Work required: Please find the lines in the following records that hold "验证方式", and copy them.
[Data to examine]
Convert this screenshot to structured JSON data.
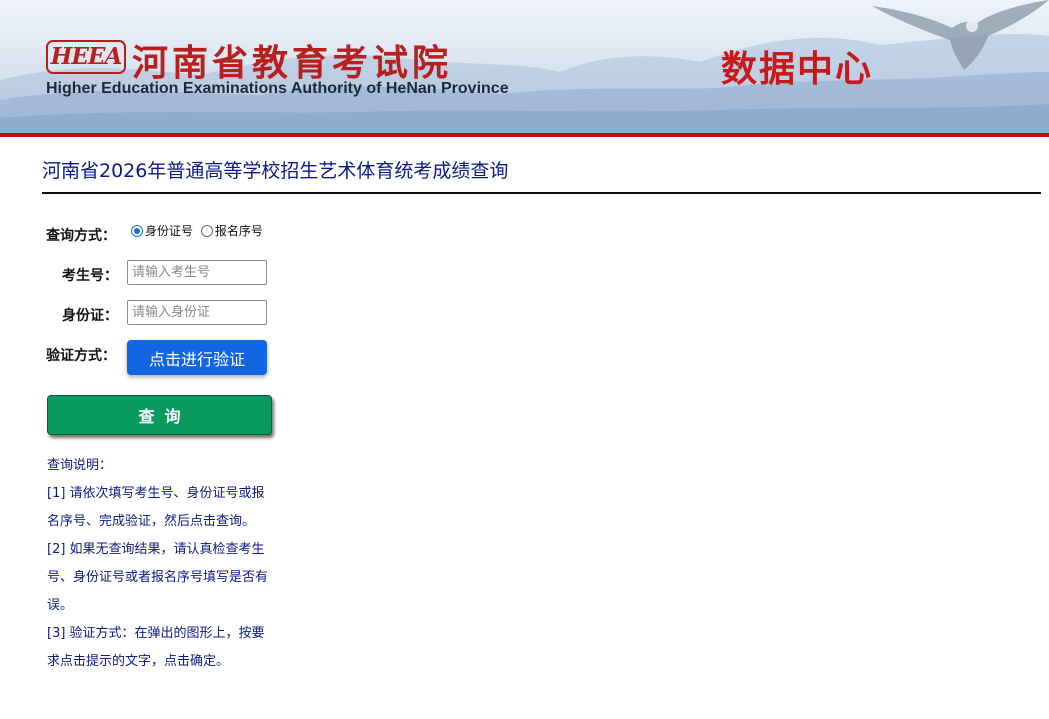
{
  "header": {
    "logo_text": "HEEA",
    "org_name_cn": "河南省教育考试院",
    "org_name_en": "Higher Education Examinations Authority of HeNan Province",
    "center_title": "数据中心"
  },
  "page": {
    "title": "河南省2026年普通高等学校招生艺术体育统考成绩查询"
  },
  "form": {
    "query_mode_label": "查询方式：",
    "query_mode_options": [
      {
        "label": "身份证号",
        "checked": true
      },
      {
        "label": "报名序号",
        "checked": false
      }
    ],
    "exam_no_label": "考生号：",
    "exam_no_placeholder": "请输入考生号",
    "exam_no_value": "",
    "id_label": "身份证：",
    "id_placeholder": "请输入身份证",
    "id_value": "",
    "verify_label": "验证方式：",
    "verify_button": "点击进行验证",
    "query_button": "查询"
  },
  "notes": {
    "heading": "查询说明：",
    "items": [
      "[1] 请依次填写考生号、身份证号或报名序号、完成验证，然后点击查询。",
      "[2] 如果无查询结果，请认真检查考生号、身份证号或者报名序号填写是否有误。",
      "[3] 验证方式：在弹出的图形上，按要求点击提示的文字，点击确定。"
    ]
  },
  "colors": {
    "header_red": "#c8181a",
    "title_blue": "#0c1a8a",
    "verify_blue": "#1266e2",
    "query_green": "#0a9a5e"
  }
}
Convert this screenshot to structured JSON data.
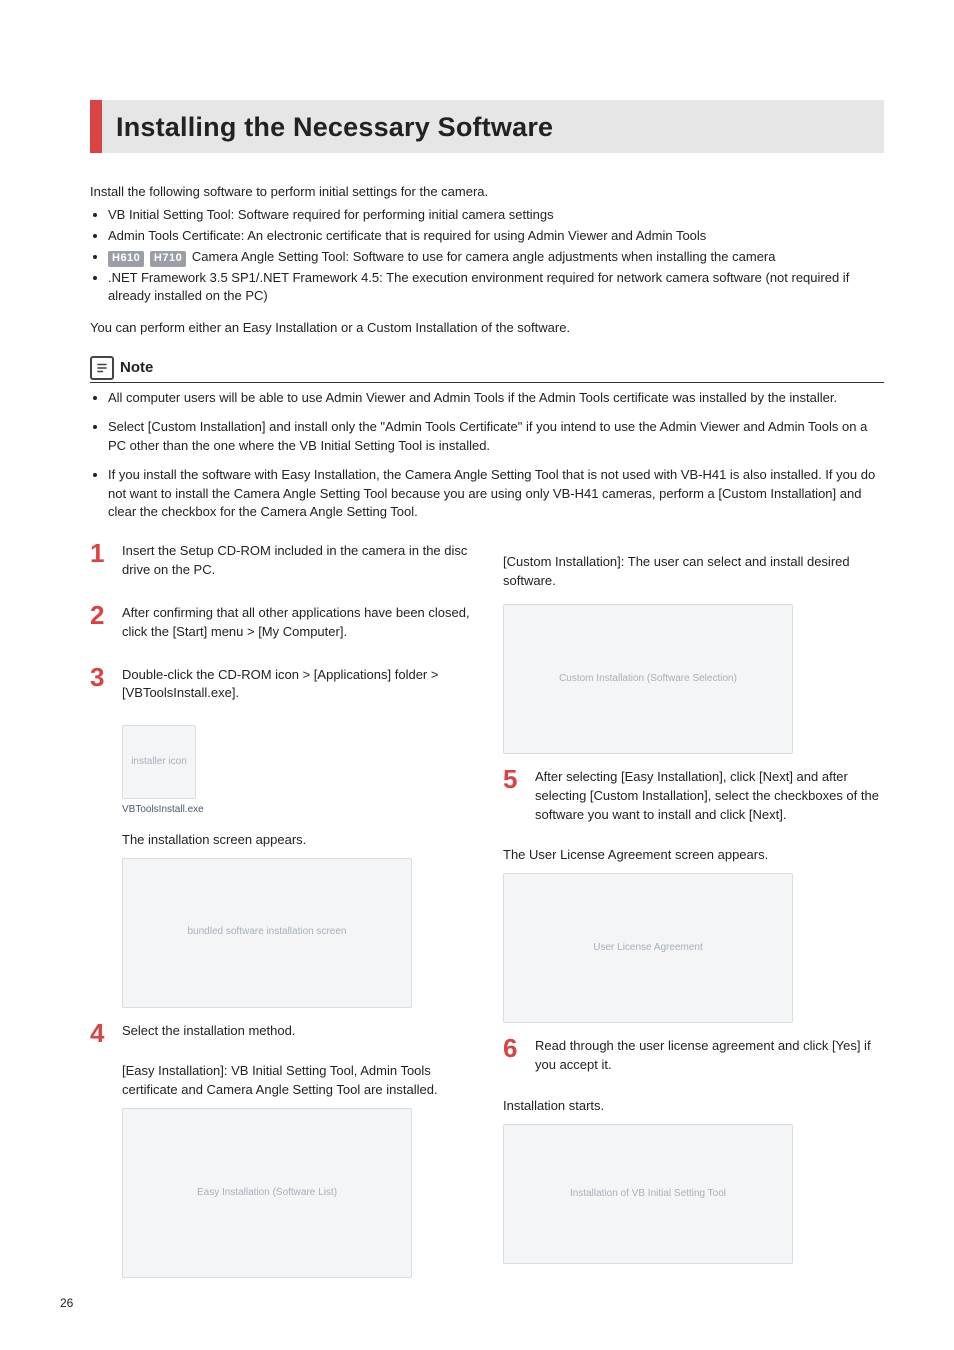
{
  "page": {
    "number": "26",
    "title": "Installing the Necessary Software"
  },
  "intro": {
    "lead": "Install the following software to perform initial settings for the camera.",
    "bullets": [
      "VB Initial Setting Tool: Software required for performing initial camera settings",
      "Admin Tools Certificate: An electronic certificate that is required for using Admin Viewer and Admin Tools",
      {
        "models": [
          "H610",
          "H710"
        ],
        "text": "Camera Angle Setting Tool: Software to use for camera angle adjustments when installing the camera"
      },
      ".NET Framework 3.5 SP1/.NET Framework 4.5: The execution environment required for network camera software (not required if already installed on the PC)"
    ],
    "outro": "You can perform either an Easy Installation or a Custom Installation of the software."
  },
  "note": {
    "heading": "Note",
    "items": [
      "All computer users will be able to use Admin Viewer and Admin Tools if the Admin Tools certificate was installed by the installer.",
      "Select [Custom Installation] and install only the \"Admin Tools Certificate\" if you intend to use the Admin Viewer and Admin Tools on a PC other than the one where the VB Initial Setting Tool is installed.",
      "If you install the software with Easy Installation, the Camera Angle Setting Tool that is not used with VB-H41 is also installed. If you do not want to install the Camera Angle Setting Tool because you are using only VB-H41 cameras, perform a [Custom Installation] and clear the checkbox for the Camera Angle Setting Tool."
    ]
  },
  "steps": {
    "s1": "Insert the Setup CD-ROM included in the camera in the disc drive on the PC.",
    "s2": "After confirming that all other applications have been closed, click the [Start] menu > [My Computer].",
    "s3": "Double-click the CD-ROM icon > [Applications] folder > [VBToolsInstall.exe].",
    "s3_iconlabel": "VBToolsInstall.exe",
    "s3_after": "The installation screen appears.",
    "s4": "Select the installation method.",
    "s4_sub": "[Easy Installation]: VB Initial Setting Tool, Admin Tools certificate and Camera Angle Setting Tool are installed.",
    "s4_sub_right": "[Custom Installation]: The user can select and install desired software.",
    "s5": "After selecting [Easy Installation], click [Next] and after selecting [Custom Installation], select the checkboxes of the software you want to install and click [Next].",
    "s5_after": "The User License Agreement screen appears.",
    "s6": "Read through the user license agreement and click [Yes] if you accept it.",
    "s6_after": "Installation starts."
  },
  "placeholders": {
    "installer_icon": "installer icon",
    "install_screen": "bundled software installation screen",
    "easy_list": "Easy Installation (Software List)",
    "custom_list": "Custom Installation (Software Selection)",
    "license": "User License Agreement",
    "progress": "Installation of VB Initial Setting Tool"
  }
}
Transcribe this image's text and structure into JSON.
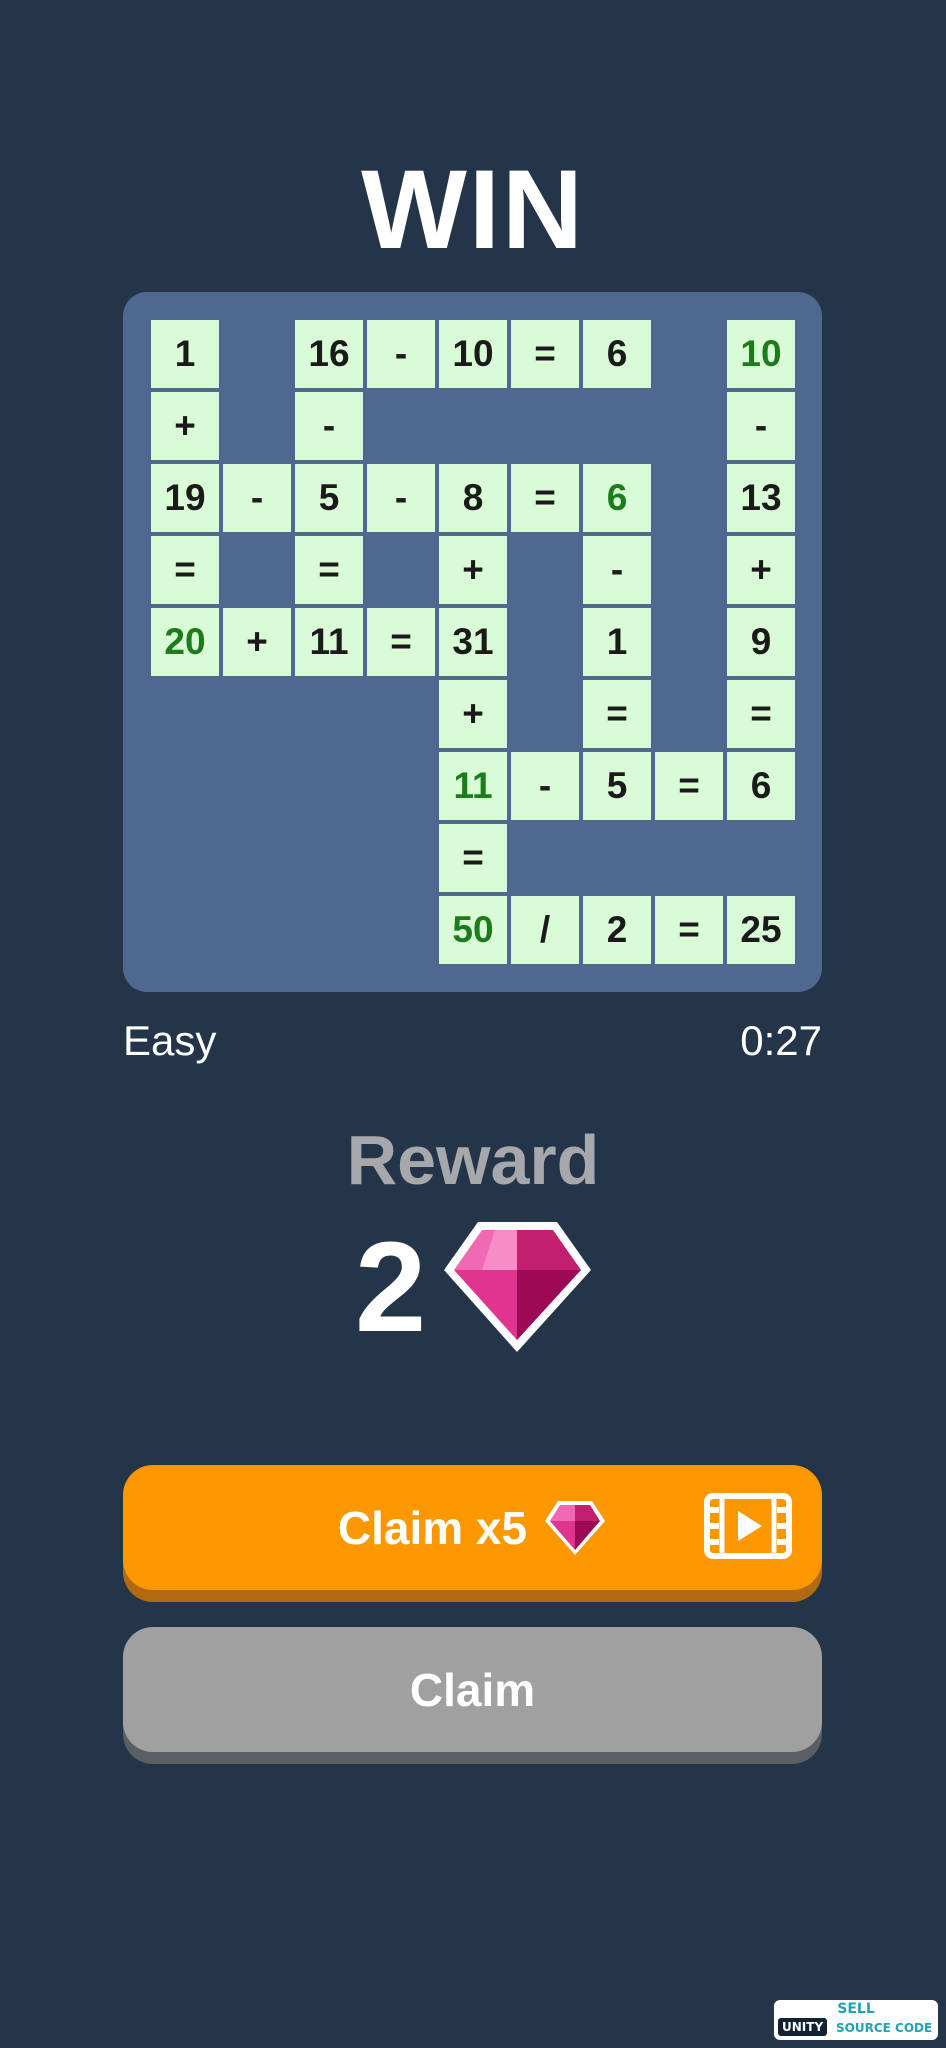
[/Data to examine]
Worked solution:
    "verify_label": "验证方式：",
      "[3] 验证方式：在弹出的图形上，按要求点击提示的文字，点击确定。"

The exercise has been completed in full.